It might be clear what the guaranteed outcome is when I step off the ledge on the 135th floor (and ultimately, that is true – splat), but it is not altogether clear, along the way, what is going to happen along the way, and what I might accomplish along the way. I might well want to know what is going to happen as I pass the 1st floor while I am standing on the ledge, but what if I cannot really know what my options really are until I am passing the 70th floor? I will simply never know until I take the step; and I will not be able to know until I take the step.
One goes as one goes, and then one shall see.
1994… 1994… 1995…
One last note, in case you are not thinking metaphorically enough, yet. “Vaille que vaille…” applies to every project you have done, and perhaps to every relationship you have ever had, where someone says to you “well, that ain’t ever going to fly… why are you wasting your time?”
When you want to do something that is deemed by others to have a certain outcome that differs from their world view, you encounter the two most common enemies to progress: the discouragers (why would you want to step off in that direction, don’t you know you will never make it?) and the adversaries who will actively block your efforts for whatever reasons they might be motivated to do so, particularly if they think you threaten their own world view.
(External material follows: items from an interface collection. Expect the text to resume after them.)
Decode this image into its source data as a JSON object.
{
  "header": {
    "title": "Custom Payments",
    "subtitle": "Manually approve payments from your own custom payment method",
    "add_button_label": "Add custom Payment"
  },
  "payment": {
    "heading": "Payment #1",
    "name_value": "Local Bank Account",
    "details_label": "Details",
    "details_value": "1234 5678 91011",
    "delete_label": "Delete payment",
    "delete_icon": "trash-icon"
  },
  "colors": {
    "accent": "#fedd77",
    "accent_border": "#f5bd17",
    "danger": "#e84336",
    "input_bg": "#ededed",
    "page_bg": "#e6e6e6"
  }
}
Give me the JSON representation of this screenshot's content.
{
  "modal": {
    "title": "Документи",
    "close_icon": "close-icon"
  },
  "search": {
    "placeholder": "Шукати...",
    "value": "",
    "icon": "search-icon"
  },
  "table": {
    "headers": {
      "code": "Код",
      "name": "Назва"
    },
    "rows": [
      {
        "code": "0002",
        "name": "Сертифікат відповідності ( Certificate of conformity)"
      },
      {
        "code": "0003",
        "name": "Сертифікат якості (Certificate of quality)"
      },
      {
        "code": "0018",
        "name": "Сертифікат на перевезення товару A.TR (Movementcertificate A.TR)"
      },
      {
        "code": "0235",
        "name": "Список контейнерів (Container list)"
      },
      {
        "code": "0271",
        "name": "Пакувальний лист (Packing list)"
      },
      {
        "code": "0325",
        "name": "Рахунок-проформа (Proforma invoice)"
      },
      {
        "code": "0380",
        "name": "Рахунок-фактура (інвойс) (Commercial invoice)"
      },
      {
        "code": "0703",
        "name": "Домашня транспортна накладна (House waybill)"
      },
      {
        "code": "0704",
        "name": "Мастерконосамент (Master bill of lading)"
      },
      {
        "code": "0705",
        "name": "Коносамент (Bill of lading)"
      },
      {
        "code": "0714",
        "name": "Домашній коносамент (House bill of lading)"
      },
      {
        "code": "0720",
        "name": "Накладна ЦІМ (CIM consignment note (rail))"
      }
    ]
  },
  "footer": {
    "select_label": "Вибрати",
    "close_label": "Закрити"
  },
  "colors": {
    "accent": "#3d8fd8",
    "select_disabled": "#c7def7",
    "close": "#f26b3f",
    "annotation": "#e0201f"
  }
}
Evolutionary biologist Geoffrey Miller reminds us that being unpredictable is an exceptional advantage to survival. If you are in a predator/prey situation, and you are the prey, then predictability means that you end up being dinner.
1996… 1997… 1997…
When jackrabbits are being chased, their pathway is intrinsically chaotic, that is, unpredictable, which turns out to have been a survival trait. When moths encounter the sonar from a bat, they drop into a chaotic fall. When you forecast too much detail about what you are going to be doing, those who might want to have you for dinner will be laying traps, blocking the path, and waiting around the corner with knife, fork and napkin. Did you ever see the 2001 musical “Urinetown”? One of the great numbers in there is “Don’t be the bunny.”
A little bunny in the meadow
Is nibbling grass without a care
He’s so delightful as he hops for you!
You say, “Hi, bunny”
And he stops for you
You pull your trigger
And he drops for you
Hello, rabbit stew!
Don’t be the bunny
Don’t be the stew
Don’t be the dinner
You have better things to do
2001… 2002… 2002…
Which gets me to the last lesson I associate with “Vaille que vaille…” – As one goes as one goes, one might not always want to go with flair and notice, as it could paint a big old target on your head. Take the flag you want to plant at the summit and tuck it into your back pocket, travel the backside of the mountain and actually get to the top before you declare victory. Too many people, I think, declare victory too early on how something is going to be, how it is going to work, or what is going to happen, long before any actual information is known.
This lesson is the “then” in the saying:
One goes as one goes, then (and only then) one shall see.
And that’s what I have to say about my biography. Did you really think you were going to read my “I was born in a log cabin…” narrative?
Please. I mean: PUH-lease!
2003… 2003… 2003…
Those stories usually tell you so little about a person. You can learn a whole lot more about me from the story about why I cling to “Vaille que vaille…” than you ever would have learned in a recitation of my linear history, and, besides, didn’t I just say that the unexpected is a key way to get you from Point A to Point B?
2009… 2013… 2016…
2018… 2017… 2018…